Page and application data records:
┌──

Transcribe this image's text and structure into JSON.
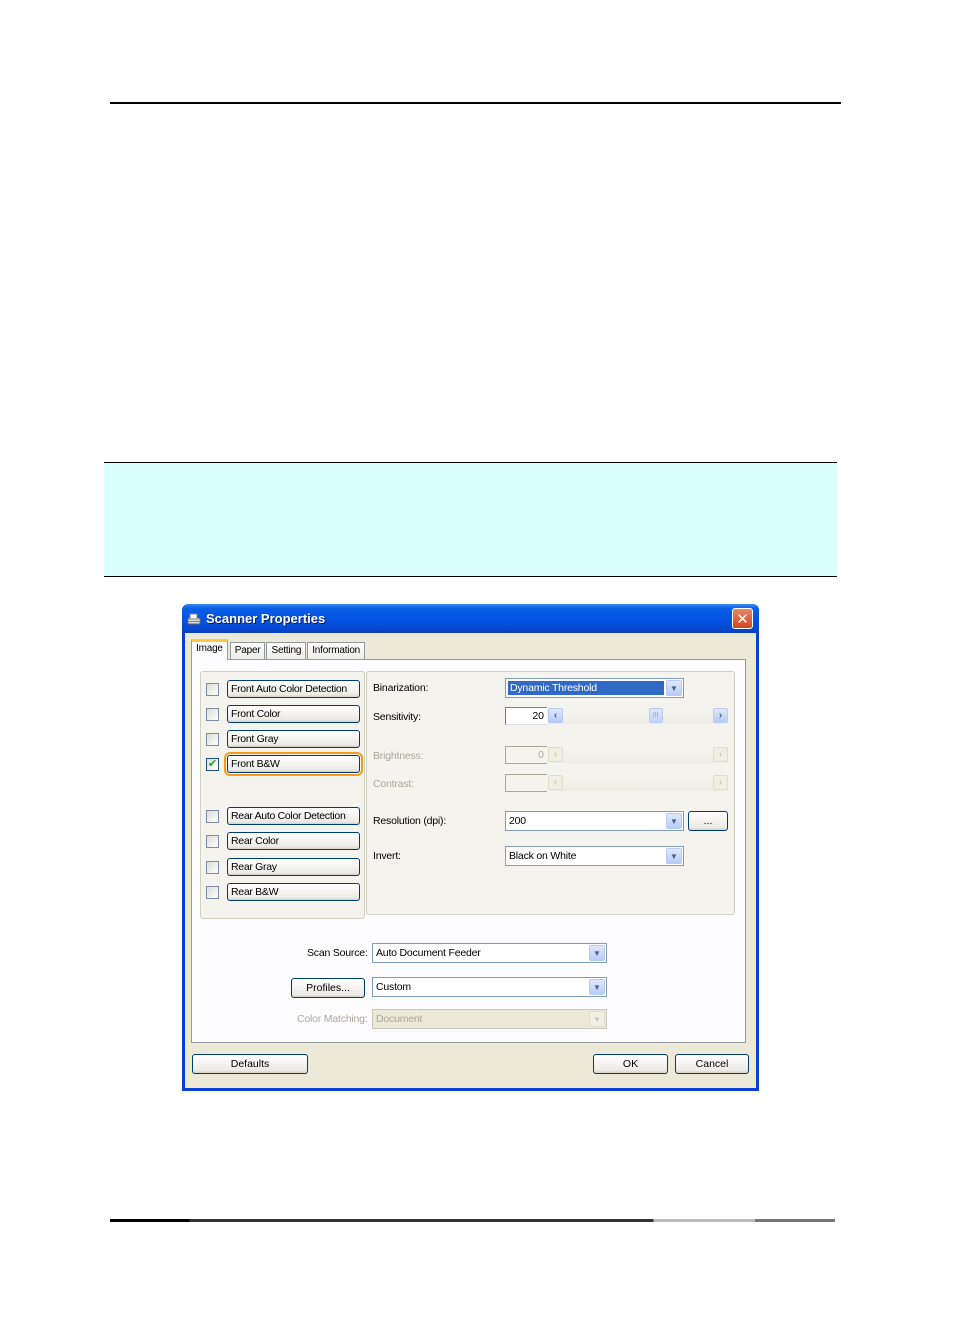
{
  "document": {
    "note_box_color": "#d9ffff"
  },
  "dialog": {
    "title": "Scanner Properties",
    "title_icon": "scanner-icon",
    "close_icon": "close-icon",
    "tabs": [
      {
        "label": "Image",
        "active": true
      },
      {
        "label": "Paper",
        "active": false
      },
      {
        "label": "Setting",
        "active": false
      },
      {
        "label": "Information",
        "active": false
      }
    ],
    "image_types": {
      "front": [
        {
          "label": "Front Auto Color Detection",
          "checked": false
        },
        {
          "label": "Front Color",
          "checked": false
        },
        {
          "label": "Front Gray",
          "checked": false
        },
        {
          "label": "Front B&W",
          "checked": true,
          "focused": true
        }
      ],
      "rear": [
        {
          "label": "Rear Auto Color Detection",
          "checked": false
        },
        {
          "label": "Rear Color",
          "checked": false
        },
        {
          "label": "Rear Gray",
          "checked": false
        },
        {
          "label": "Rear B&W",
          "checked": false
        }
      ]
    },
    "settings": {
      "binarization": {
        "label": "Binarization:",
        "value": "Dynamic Threshold"
      },
      "sensitivity": {
        "label": "Sensitivity:",
        "value": "20",
        "slider_fraction": 0.63
      },
      "brightness": {
        "label": "Brightness:",
        "value": "0",
        "disabled": true
      },
      "contrast": {
        "label": "Contrast:",
        "value": "",
        "disabled": true
      },
      "resolution": {
        "label": "Resolution (dpi):",
        "value": "200",
        "more_button": "..."
      },
      "invert": {
        "label": "Invert:",
        "value": "Black on White"
      }
    },
    "scan_source": {
      "label": "Scan Source:",
      "value": "Auto Document Feeder"
    },
    "profiles": {
      "button": "Profiles...",
      "value": "Custom"
    },
    "color_matching": {
      "label": "Color Matching:",
      "value": "Document",
      "disabled": true
    },
    "buttons": {
      "defaults": "Defaults",
      "ok": "OK",
      "cancel": "Cancel"
    },
    "icons": {
      "arrow_left": "‹",
      "arrow_right": "›",
      "dropdown": "▼",
      "check": "✔",
      "thumb": "III",
      "close": "✕"
    }
  }
}
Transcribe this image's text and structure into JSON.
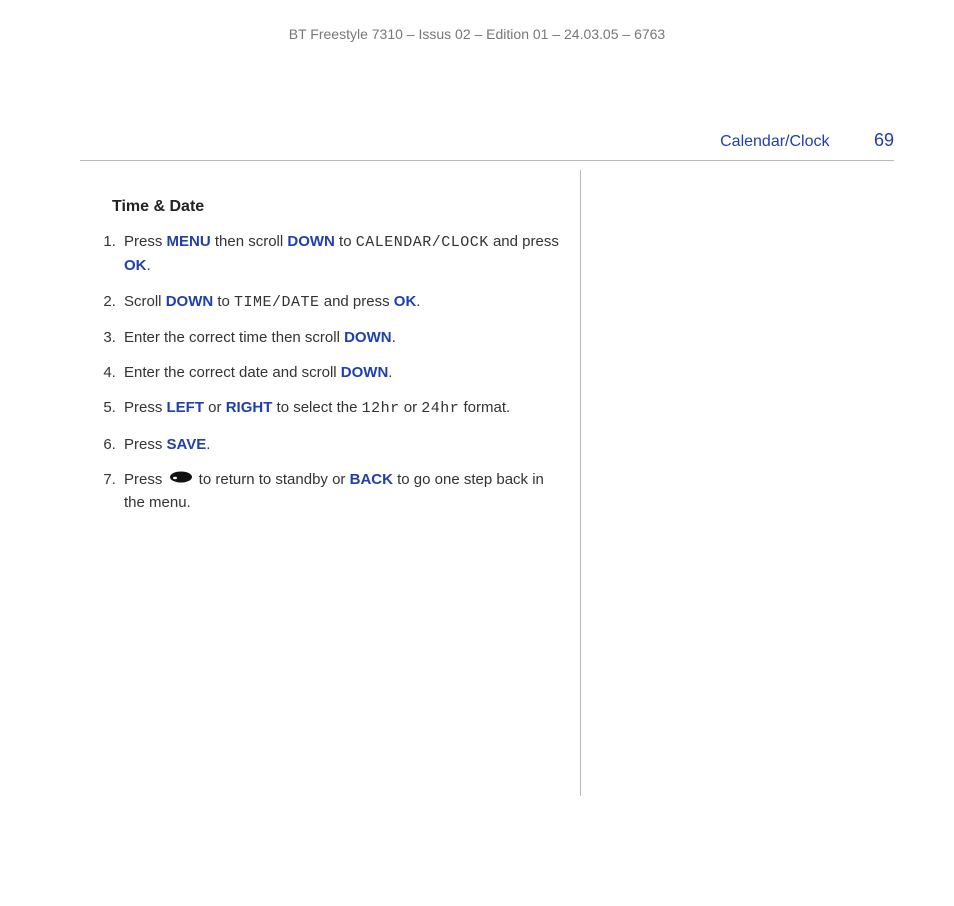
{
  "header": {
    "docinfo": "BT Freestyle 7310 – Issus 02 – Edition 01 – 24.03.05 – 6763"
  },
  "runningHead": {
    "section": "Calendar/Clock",
    "pageNumber": "69"
  },
  "content": {
    "subhead": "Time & Date",
    "keys": {
      "menu": "MENU",
      "down": "DOWN",
      "ok": "OK",
      "left": "LEFT",
      "right": "RIGHT",
      "save": "SAVE",
      "back": "BACK"
    },
    "lcd": {
      "calendarClock": "CALENDAR/CLOCK",
      "timeDate": "TIME/DATE",
      "hr12": "12hr",
      "hr24": "24hr"
    },
    "plain": {
      "s1a": "Press ",
      "s1b": " then scroll ",
      "s1c": " to ",
      "s1d": " and press ",
      "period": ".",
      "s2a": "Scroll ",
      "s2b": " to ",
      "s2c": " and press ",
      "s3a": "Enter the correct time then scroll ",
      "s4a": "Enter the correct date and scroll ",
      "s5a": "Press ",
      "s5b": " or ",
      "s5c": " to select the ",
      "s5d": " or ",
      "s5e": " format.",
      "s6a": "Press ",
      "s7a": "Press ",
      "s7b": " to return to standby or ",
      "s7c": " to go one step back in the menu."
    }
  }
}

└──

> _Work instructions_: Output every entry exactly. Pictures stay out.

> _Result below_:
Transcribe this image's text and structure into JSON.
{
  "document": {
    "note_box_color": "#d9ffff"
  },
  "dialog": {
    "title": "Scanner Properties",
    "title_icon": "scanner-icon",
    "close_icon": "close-icon",
    "tabs": [
      {
        "label": "Image",
        "active": true
      },
      {
        "label": "Paper",
        "active": false
      },
      {
        "label": "Setting",
        "active": false
      },
      {
        "label": "Information",
        "active": false
      }
    ],
    "image_types": {
      "front": [
        {
          "label": "Front Auto Color Detection",
          "checked": false
        },
        {
          "label": "Front Color",
          "checked": false
        },
        {
          "label": "Front Gray",
          "checked": false
        },
        {
          "label": "Front B&W",
          "checked": true,
          "focused": true
        }
      ],
      "rear": [
        {
          "label": "Rear Auto Color Detection",
          "checked": false
        },
        {
          "label": "Rear Color",
          "checked": false
        },
        {
          "label": "Rear Gray",
          "checked": false
        },
        {
          "label": "Rear B&W",
          "checked": false
        }
      ]
    },
    "settings": {
      "binarization": {
        "label": "Binarization:",
        "value": "Dynamic Threshold"
      },
      "sensitivity": {
        "label": "Sensitivity:",
        "value": "20",
        "slider_fraction": 0.63
      },
      "brightness": {
        "label": "Brightness:",
        "value": "0",
        "disabled": true
      },
      "contrast": {
        "label": "Contrast:",
        "value": "",
        "disabled": true
      },
      "resolution": {
        "label": "Resolution (dpi):",
        "value": "200",
        "more_button": "..."
      },
      "invert": {
        "label": "Invert:",
        "value": "Black on White"
      }
    },
    "scan_source": {
      "label": "Scan Source:",
      "value": "Auto Document Feeder"
    },
    "profiles": {
      "button": "Profiles...",
      "value": "Custom"
    },
    "color_matching": {
      "label": "Color Matching:",
      "value": "Document",
      "disabled": true
    },
    "buttons": {
      "defaults": "Defaults",
      "ok": "OK",
      "cancel": "Cancel"
    },
    "icons": {
      "arrow_left": "‹",
      "arrow_right": "›",
      "dropdown": "▼",
      "check": "✔",
      "thumb": "III",
      "close": "✕"
    }
  }
}
Transcribe this image's text and structure into JSON.
{
  "header": {
    "docinfo": "BT Freestyle 7310 – Issus 02 – Edition 01 – 24.03.05 – 6763"
  },
  "runningHead": {
    "section": "Calendar/Clock",
    "pageNumber": "69"
  },
  "content": {
    "subhead": "Time & Date",
    "keys": {
      "menu": "MENU",
      "down": "DOWN",
      "ok": "OK",
      "left": "LEFT",
      "right": "RIGHT",
      "save": "SAVE",
      "back": "BACK"
    },
    "lcd": {
      "calendarClock": "CALENDAR/CLOCK",
      "timeDate": "TIME/DATE",
      "hr12": "12hr",
      "hr24": "24hr"
    },
    "plain": {
      "s1a": "Press ",
      "s1b": " then scroll ",
      "s1c": " to ",
      "s1d": " and press ",
      "period": ".",
      "s2a": "Scroll ",
      "s2b": " to ",
      "s2c": " and press ",
      "s3a": "Enter the correct time then scroll ",
      "s4a": "Enter the correct date and scroll ",
      "s5a": "Press ",
      "s5b": " or ",
      "s5c": " to select the ",
      "s5d": " or ",
      "s5e": " format.",
      "s6a": "Press ",
      "s7a": "Press ",
      "s7b": " to return to standby or ",
      "s7c": " to go one step back in the menu."
    }
  }
}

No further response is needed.